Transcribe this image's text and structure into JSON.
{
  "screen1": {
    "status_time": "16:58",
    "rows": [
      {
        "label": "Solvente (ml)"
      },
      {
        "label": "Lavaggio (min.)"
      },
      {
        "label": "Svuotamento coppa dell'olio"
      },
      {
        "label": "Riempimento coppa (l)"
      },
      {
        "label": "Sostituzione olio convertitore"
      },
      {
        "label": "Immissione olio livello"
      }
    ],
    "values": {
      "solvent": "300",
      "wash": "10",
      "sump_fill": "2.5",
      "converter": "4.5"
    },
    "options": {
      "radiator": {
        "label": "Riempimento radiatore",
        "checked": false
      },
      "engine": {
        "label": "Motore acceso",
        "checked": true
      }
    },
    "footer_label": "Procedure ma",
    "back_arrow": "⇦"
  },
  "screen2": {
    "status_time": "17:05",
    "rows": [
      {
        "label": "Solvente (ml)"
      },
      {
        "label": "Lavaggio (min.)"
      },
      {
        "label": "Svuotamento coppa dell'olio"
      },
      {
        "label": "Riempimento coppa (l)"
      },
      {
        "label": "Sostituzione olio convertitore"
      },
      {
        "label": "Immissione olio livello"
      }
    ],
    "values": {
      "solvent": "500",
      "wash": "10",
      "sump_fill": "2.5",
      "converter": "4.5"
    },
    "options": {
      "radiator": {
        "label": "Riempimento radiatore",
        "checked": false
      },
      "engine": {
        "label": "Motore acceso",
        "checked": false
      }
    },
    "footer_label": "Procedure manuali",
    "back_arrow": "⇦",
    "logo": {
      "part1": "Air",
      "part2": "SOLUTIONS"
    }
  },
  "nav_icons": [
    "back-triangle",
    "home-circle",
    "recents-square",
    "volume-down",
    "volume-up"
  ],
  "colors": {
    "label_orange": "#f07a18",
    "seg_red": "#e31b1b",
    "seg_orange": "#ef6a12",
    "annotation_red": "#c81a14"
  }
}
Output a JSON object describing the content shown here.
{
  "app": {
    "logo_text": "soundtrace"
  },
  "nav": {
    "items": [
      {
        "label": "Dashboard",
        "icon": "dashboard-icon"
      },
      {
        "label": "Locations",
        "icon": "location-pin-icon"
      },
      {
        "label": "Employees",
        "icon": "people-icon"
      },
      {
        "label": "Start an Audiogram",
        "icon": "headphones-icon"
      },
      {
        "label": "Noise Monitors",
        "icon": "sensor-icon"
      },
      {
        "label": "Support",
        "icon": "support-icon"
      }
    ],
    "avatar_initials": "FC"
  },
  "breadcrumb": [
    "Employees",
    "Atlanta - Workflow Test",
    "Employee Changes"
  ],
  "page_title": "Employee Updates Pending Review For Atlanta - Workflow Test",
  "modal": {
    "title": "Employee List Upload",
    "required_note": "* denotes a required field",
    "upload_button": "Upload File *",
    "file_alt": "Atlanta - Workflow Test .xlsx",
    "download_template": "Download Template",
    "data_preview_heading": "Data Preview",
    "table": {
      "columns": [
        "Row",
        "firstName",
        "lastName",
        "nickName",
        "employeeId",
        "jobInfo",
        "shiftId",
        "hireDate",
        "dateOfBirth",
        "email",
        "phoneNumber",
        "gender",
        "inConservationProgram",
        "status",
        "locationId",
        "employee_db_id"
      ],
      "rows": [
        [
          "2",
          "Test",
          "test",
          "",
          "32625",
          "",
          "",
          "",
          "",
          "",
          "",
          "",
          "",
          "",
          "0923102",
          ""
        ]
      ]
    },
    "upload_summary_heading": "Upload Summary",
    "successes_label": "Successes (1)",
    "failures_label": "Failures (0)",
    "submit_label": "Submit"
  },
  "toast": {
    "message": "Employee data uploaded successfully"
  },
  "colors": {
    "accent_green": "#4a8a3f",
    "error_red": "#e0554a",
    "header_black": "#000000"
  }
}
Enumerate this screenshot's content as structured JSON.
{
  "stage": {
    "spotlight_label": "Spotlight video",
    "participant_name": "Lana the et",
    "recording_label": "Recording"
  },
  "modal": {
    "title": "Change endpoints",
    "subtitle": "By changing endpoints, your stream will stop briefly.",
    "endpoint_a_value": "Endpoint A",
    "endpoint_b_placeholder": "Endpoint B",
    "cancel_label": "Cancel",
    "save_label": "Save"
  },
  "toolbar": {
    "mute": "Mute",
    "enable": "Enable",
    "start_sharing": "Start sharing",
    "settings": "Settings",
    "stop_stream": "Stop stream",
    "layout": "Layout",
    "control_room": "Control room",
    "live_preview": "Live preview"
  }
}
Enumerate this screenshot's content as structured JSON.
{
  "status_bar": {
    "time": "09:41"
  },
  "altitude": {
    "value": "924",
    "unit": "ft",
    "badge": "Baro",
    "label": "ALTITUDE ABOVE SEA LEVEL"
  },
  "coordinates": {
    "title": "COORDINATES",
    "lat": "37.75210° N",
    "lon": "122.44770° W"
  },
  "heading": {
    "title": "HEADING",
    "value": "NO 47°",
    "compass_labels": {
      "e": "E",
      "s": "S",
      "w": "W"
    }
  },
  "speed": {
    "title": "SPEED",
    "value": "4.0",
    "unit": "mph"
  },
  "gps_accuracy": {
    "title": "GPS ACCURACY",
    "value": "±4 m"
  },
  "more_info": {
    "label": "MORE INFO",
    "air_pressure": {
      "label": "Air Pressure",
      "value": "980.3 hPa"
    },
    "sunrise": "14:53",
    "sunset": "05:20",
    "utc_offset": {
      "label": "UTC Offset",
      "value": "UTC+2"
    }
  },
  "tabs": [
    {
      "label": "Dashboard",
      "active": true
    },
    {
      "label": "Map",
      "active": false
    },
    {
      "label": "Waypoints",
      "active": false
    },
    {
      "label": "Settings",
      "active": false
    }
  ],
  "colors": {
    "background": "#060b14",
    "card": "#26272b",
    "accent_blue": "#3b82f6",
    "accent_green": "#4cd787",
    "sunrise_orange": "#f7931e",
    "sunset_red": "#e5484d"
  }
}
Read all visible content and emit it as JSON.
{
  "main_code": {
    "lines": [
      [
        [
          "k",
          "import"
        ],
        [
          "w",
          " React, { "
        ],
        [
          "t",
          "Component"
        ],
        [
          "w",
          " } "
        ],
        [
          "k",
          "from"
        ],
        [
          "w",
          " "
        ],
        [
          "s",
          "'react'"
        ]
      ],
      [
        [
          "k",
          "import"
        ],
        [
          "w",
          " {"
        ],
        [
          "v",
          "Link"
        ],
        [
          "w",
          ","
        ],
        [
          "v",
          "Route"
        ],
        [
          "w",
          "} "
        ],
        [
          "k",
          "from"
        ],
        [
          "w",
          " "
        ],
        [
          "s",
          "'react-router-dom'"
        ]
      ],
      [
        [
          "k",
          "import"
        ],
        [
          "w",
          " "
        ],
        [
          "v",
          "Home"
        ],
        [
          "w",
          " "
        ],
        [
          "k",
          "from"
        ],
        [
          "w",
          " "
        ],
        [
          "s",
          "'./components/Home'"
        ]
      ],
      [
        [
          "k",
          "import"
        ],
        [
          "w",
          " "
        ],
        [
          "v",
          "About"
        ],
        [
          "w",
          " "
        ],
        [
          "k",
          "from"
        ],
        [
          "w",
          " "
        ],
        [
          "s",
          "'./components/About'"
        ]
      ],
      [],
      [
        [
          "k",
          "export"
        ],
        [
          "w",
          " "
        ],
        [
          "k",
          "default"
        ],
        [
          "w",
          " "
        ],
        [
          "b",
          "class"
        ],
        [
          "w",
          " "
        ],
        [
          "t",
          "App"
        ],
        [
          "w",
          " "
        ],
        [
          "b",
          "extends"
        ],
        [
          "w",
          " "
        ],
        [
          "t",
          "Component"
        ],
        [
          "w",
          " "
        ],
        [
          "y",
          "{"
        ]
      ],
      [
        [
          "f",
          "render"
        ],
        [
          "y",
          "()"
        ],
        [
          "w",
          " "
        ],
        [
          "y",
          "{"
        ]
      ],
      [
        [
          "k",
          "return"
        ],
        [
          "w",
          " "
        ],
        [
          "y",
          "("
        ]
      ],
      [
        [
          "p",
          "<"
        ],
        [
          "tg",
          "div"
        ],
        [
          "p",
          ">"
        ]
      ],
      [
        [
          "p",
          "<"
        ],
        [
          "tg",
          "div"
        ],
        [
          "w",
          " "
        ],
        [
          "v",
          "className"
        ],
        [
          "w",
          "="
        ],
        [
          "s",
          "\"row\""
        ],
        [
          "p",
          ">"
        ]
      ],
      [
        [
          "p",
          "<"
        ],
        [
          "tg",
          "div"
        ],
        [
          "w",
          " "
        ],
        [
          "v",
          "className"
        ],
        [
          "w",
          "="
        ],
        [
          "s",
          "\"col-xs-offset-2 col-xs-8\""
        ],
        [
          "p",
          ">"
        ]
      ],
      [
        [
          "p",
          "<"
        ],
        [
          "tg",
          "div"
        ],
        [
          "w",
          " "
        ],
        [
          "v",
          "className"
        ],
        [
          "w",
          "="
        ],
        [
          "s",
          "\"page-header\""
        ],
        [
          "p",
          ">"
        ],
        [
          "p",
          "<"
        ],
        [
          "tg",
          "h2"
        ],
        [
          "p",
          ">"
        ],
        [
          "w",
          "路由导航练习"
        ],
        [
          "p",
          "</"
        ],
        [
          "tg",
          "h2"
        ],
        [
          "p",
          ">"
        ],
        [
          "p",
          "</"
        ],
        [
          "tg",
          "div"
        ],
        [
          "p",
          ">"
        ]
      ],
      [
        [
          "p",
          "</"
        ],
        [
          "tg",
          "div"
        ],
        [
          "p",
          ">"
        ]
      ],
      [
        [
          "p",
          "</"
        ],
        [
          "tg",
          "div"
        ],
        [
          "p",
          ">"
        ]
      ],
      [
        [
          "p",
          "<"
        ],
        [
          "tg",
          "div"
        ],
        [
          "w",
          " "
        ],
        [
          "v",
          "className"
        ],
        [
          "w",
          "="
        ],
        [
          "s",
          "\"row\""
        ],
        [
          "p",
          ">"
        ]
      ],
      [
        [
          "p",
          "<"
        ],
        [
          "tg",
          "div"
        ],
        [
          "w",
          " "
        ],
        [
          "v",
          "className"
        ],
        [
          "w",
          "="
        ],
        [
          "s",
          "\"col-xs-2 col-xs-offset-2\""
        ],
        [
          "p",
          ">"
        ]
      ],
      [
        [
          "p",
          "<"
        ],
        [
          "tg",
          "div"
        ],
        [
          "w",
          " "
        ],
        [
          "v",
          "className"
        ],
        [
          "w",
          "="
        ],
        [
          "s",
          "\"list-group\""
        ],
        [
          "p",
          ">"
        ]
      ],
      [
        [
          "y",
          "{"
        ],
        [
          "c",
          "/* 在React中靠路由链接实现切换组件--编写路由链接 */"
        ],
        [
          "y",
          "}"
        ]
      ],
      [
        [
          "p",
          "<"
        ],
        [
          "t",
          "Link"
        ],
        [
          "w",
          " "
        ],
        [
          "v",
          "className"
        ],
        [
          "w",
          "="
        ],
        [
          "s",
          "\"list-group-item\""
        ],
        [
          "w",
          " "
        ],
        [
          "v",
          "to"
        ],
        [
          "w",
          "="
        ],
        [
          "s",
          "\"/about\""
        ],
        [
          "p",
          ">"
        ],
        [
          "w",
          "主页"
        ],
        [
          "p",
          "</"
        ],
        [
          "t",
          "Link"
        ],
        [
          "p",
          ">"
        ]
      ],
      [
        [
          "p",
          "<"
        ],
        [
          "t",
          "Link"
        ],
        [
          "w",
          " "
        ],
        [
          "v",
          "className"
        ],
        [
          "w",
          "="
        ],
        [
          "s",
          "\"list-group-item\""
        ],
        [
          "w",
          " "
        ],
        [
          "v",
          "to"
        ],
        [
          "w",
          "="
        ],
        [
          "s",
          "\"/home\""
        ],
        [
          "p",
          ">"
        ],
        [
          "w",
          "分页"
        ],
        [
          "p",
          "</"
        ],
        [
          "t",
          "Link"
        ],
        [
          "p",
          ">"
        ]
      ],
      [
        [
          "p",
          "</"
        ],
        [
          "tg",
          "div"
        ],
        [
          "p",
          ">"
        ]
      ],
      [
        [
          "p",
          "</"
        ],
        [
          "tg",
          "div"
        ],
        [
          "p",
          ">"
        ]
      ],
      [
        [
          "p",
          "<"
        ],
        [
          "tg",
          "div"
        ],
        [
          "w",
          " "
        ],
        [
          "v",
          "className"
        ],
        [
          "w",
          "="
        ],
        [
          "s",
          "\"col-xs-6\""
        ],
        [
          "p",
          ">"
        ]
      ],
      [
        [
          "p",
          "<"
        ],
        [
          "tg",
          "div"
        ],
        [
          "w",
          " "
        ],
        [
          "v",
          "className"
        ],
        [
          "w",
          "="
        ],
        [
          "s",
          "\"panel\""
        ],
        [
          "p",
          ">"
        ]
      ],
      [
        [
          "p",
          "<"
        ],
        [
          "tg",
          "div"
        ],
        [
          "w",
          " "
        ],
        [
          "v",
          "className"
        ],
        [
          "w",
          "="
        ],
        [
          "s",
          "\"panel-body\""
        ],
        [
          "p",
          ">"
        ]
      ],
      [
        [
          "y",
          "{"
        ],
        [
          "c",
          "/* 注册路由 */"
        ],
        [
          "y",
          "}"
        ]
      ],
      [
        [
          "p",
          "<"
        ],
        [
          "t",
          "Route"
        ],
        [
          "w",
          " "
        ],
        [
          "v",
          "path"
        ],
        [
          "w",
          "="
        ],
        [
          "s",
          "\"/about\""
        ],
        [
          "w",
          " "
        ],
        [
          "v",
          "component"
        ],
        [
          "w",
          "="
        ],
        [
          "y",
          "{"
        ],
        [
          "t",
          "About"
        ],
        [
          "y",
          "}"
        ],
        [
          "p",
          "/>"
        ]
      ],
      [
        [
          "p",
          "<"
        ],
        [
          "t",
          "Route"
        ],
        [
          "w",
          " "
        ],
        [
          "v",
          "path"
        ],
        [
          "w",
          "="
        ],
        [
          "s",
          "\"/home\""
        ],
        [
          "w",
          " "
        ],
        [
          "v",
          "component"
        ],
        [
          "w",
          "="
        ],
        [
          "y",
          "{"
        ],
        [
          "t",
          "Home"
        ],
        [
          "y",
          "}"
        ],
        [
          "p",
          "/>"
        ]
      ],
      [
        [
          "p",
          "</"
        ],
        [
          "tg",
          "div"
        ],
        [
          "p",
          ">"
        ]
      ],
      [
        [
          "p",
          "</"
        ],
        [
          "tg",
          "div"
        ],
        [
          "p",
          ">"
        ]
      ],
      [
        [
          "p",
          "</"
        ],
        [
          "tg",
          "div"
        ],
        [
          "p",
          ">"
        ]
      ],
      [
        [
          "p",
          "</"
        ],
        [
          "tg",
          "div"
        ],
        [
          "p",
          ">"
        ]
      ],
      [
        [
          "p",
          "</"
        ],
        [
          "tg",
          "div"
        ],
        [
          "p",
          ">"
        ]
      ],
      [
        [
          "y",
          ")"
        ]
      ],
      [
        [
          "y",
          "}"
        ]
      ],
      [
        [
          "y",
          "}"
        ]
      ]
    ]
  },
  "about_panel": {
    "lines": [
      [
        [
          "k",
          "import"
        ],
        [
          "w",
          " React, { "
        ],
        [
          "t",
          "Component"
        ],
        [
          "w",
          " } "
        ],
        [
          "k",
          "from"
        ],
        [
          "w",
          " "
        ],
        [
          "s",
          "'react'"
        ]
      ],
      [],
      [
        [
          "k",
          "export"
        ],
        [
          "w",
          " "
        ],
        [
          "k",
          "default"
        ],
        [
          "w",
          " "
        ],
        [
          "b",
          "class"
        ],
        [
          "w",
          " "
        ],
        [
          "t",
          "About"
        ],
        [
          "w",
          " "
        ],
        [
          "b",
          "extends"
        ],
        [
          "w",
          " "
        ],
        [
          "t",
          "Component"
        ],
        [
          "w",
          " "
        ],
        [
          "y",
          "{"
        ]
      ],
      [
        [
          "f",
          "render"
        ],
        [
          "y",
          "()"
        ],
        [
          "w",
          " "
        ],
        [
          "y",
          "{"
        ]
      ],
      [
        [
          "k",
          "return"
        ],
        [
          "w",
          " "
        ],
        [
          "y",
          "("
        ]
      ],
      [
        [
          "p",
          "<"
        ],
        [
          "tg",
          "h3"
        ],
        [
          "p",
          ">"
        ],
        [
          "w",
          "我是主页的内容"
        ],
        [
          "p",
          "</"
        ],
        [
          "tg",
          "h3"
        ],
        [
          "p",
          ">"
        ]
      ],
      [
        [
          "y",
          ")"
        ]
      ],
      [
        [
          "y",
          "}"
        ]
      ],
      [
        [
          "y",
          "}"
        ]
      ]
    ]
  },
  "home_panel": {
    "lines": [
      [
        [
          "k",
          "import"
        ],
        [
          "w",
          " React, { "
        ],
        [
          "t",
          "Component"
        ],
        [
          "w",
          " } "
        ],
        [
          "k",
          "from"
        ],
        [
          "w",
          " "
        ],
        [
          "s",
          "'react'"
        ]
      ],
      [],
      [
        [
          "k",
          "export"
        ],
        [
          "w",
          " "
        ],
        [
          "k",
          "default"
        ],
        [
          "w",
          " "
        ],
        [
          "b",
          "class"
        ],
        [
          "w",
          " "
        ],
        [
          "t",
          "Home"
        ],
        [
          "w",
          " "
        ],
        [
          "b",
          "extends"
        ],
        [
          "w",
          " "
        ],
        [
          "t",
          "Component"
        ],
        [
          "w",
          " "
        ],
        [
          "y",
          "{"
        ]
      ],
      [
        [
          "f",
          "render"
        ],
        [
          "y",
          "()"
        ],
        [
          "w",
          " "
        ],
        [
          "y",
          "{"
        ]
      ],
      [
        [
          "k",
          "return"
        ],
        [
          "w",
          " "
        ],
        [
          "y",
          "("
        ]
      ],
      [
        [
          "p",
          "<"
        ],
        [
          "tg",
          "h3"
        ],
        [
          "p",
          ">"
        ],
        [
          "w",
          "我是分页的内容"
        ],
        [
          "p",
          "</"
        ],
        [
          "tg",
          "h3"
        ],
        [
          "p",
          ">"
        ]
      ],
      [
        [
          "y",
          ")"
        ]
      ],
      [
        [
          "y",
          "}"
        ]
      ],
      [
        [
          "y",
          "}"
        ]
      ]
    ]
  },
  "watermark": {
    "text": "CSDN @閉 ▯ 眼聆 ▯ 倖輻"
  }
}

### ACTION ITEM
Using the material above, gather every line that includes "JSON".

### EXERCISE SOLUTION
Transcribe this image's text and structure into JSON.
Output a JSON object describing the content shown here.
Enumerate this screenshot's content as structured JSON.
Enumerate this screenshot's content as structured JSON.
Read all visible content and emit it as JSON.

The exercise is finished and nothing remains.